Berlin Film Festival Acknowledges Founder's Nazi Past

Alfred Bauer
Courtesy of the Berlin Film Festival

An independent study confirmed media reports that Berlinale founder Alfred Bauer was a key figure in Nazi film propaganda and that, after World War II, he deliberately lied about his involvement with Hitler's regime.

The Berlin Film Festival has come clean about its founder, Alfred Bauer, acknowledging the man who launched Germany's premier cinema event 70 years ago had close ties to the Nazi regime and was a key figure in Joseph Goebbels' propaganda efforts.

The festival on Wednesday announced the findings of an independent study it commissioned with the Leibniz Institute for Contemporary History to look into Bauer's past. It found that Bauer's role in the Nazi's propaganda efforts "was more significant than previously known and was systematically covered up by him after 1945."

Bauer, who died in 1986, served as an advisor to the Reichsfilmintendanz, the body set up by Propaganda Minister Goebbels to direct official film policy under the Nazi government and make sure German movies were in accordance with Adolf Hitler's racist and antisemitic ideology. The new study, conducted by Dr. Tobias Hof, revealed that Bauer was a devoted Nazi. He signed up to various National Socialists organizations as early as 1933, the year Hitler took power, and, in 1937, officially joined the Nazi party.

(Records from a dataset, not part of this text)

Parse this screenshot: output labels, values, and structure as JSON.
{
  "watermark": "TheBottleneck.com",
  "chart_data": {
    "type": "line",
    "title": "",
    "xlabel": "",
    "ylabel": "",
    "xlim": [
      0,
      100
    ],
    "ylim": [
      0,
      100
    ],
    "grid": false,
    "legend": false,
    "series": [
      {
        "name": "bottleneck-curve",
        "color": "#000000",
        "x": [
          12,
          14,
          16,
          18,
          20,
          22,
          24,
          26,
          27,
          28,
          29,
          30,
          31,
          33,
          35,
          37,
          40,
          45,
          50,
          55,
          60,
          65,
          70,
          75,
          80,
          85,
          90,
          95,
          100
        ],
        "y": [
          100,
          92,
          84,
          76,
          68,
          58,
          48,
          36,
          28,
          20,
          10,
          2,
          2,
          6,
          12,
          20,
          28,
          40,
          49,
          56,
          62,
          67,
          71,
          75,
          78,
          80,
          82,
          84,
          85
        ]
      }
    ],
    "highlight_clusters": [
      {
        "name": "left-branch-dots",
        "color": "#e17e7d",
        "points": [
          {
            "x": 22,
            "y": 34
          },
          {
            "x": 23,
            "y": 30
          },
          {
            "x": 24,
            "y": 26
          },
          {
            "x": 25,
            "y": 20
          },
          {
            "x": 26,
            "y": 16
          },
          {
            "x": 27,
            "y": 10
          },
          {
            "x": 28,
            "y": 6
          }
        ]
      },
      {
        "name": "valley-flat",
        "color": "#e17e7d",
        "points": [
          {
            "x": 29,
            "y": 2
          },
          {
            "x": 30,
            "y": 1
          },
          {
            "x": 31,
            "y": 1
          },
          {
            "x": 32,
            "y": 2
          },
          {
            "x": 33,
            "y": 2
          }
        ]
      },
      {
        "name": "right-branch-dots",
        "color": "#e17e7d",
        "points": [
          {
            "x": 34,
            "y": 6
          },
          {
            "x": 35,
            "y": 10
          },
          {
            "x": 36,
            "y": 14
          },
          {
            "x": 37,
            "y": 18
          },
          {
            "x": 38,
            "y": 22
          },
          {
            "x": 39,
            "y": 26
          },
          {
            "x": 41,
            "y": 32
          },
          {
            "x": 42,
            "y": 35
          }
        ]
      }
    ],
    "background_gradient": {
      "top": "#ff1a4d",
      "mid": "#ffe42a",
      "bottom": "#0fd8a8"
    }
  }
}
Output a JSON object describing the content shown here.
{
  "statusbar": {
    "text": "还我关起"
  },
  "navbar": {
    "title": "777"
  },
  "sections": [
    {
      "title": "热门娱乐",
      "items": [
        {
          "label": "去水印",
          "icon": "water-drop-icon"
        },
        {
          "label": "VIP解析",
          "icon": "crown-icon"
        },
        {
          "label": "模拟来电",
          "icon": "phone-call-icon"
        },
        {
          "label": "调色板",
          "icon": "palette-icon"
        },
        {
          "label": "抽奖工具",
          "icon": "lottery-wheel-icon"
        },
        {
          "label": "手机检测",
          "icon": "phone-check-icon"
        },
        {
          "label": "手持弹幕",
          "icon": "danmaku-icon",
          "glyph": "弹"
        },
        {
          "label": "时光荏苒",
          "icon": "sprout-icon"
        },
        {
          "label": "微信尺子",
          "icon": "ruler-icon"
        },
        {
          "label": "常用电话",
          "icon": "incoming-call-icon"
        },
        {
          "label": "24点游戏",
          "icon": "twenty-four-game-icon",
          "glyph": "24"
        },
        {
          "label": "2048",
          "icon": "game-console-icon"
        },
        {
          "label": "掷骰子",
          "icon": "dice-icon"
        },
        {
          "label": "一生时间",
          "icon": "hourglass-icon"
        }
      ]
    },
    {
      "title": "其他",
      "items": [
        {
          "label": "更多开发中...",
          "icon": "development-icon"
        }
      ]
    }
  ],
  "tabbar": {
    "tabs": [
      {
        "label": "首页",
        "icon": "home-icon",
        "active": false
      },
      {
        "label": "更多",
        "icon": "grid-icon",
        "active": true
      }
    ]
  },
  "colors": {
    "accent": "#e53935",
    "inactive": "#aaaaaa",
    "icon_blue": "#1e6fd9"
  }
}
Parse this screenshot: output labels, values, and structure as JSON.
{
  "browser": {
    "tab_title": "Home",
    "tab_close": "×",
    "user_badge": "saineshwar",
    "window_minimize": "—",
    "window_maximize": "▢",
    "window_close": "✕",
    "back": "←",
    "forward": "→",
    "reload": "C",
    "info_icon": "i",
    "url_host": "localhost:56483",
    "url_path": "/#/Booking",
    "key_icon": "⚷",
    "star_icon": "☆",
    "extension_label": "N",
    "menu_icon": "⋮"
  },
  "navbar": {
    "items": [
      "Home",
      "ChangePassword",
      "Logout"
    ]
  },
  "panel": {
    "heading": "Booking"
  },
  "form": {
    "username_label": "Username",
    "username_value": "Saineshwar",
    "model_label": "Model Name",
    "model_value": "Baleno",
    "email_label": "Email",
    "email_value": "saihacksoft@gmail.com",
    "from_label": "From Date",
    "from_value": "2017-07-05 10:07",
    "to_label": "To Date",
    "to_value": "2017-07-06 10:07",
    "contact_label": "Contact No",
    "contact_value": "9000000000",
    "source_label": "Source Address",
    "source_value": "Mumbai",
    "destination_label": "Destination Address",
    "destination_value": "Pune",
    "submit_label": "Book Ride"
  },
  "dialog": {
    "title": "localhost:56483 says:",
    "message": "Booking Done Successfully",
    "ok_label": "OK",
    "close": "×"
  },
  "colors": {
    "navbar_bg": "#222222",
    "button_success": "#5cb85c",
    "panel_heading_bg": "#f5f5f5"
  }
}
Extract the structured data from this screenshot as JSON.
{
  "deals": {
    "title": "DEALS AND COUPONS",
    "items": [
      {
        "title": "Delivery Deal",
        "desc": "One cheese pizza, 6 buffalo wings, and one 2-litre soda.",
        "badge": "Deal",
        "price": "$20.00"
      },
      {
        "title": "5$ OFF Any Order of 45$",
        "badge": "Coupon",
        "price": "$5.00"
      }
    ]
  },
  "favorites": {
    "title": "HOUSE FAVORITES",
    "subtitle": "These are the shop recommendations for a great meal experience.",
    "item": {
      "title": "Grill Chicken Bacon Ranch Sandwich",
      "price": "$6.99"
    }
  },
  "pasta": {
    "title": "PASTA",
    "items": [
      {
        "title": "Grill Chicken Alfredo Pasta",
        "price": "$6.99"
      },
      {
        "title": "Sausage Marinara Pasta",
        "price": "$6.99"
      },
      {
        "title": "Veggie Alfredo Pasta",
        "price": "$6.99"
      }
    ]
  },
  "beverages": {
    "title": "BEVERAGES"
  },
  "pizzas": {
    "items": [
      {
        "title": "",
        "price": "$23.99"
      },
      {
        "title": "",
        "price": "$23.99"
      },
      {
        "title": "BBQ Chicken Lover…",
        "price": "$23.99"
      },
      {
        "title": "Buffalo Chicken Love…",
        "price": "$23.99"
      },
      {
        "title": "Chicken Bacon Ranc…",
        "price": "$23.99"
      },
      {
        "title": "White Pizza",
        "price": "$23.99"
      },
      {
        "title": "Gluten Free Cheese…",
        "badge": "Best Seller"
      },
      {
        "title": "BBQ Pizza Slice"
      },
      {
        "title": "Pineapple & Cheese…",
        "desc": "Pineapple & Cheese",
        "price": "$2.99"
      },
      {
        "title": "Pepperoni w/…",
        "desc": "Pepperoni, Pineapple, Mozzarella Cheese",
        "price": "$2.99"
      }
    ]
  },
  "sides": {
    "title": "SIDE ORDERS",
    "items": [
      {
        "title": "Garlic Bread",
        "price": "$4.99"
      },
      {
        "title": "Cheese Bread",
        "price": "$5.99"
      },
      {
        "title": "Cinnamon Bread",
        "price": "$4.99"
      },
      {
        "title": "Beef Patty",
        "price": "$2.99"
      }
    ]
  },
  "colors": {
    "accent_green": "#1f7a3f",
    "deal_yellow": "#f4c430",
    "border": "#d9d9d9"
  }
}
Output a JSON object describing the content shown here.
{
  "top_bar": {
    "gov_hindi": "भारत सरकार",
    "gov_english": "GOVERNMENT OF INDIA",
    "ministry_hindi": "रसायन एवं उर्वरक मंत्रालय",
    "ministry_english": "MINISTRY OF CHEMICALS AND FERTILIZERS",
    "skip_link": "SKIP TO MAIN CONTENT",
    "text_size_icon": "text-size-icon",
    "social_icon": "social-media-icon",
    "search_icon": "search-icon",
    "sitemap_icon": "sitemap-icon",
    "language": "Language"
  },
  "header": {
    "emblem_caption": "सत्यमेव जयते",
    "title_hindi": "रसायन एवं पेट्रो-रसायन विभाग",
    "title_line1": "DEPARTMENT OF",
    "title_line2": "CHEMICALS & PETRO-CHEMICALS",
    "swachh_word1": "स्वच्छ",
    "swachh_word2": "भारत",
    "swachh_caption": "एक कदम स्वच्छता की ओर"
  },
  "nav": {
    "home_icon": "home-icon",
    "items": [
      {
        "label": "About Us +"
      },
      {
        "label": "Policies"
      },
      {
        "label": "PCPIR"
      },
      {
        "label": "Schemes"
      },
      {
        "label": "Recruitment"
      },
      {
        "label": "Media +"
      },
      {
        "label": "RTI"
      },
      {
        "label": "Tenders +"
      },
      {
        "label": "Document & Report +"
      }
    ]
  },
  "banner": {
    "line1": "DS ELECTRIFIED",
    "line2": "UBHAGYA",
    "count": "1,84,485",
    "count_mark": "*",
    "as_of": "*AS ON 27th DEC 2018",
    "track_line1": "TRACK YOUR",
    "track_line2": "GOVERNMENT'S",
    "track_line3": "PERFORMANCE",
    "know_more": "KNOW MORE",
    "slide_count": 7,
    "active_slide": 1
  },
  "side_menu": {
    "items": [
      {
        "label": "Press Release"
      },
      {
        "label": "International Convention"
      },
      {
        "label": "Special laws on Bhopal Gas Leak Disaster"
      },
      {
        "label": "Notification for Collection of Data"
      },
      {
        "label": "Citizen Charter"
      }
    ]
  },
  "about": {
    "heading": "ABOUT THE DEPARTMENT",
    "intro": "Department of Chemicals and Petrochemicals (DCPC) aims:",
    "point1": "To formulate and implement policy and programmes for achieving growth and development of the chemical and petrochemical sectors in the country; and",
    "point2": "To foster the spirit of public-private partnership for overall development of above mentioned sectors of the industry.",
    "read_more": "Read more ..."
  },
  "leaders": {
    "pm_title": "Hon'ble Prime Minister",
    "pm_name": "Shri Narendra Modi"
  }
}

In his work for the Reichsfilmintendanz, Hof concludes, Bauer "contributed to the functioning, stabilization, and legitimation of the Nazi regime." During Bauer's time with the Reichsfilmintendanz, the division authorized such films as Veit Harlan's Kolberg (1945), a war drama meant to encourage the German population to fight the Allies to the last man. A Nazi file on Bauer calls him a "devoted" member of the SA, the Nazi Party's original paramilitary wing.

After the end of World War II, Bauer covered up his involvement, Hof found, "through deliberately false statements, half-truths, and claims and instead constructed an image with which he presented himself as an opponent of the Nazi regime."

It worked. Bauer was able to continue his career in the German film industry and when Oscar Martay, a film officer of the U.S. Army stationed in Berlin, persuaded the American military to fund the first Berlin Film Festival in 1951, he picked Bauer to run it. Bauer remained the Berlin Film Festival director through 1976.

For decades Alfred Bauer was held up as an emblem of the Berlin festival's supposed core values of openness and tolerance. Following his death in 1986, Berlin named a new award, the Alfred Bauer Prize, in his honor, recognizing work that "opens new perspectives on cinematic art."

But new revelations about Bauer's past, first reported in German newspaper Die Zeit in February this year, just ahead of the 70th Berlinale, sparked a reassessment of his legacy. The Alfred Bauer Prize was dropped (it has been replaced with a new, neutrally-named Silver Bear honor) and Berlin commissioned the independent study.

"The new and now scientifically researched findings about Alfred Bauer's responsibilities in the Reichsfilmintendanz and his behavior in the denazification process are startling," said Berlinale executive director Mariette Rissenbeek. "Nevertheless, they constitute an important element in the process of dealing with the Nazi past of cultural institutions which were founded after 1945. The question, therefore, arises as to which personnel-oriented continuities shaped the German cultural scene in the post-war years. The new knowledge also changes the view of the founding years of the Berlinale."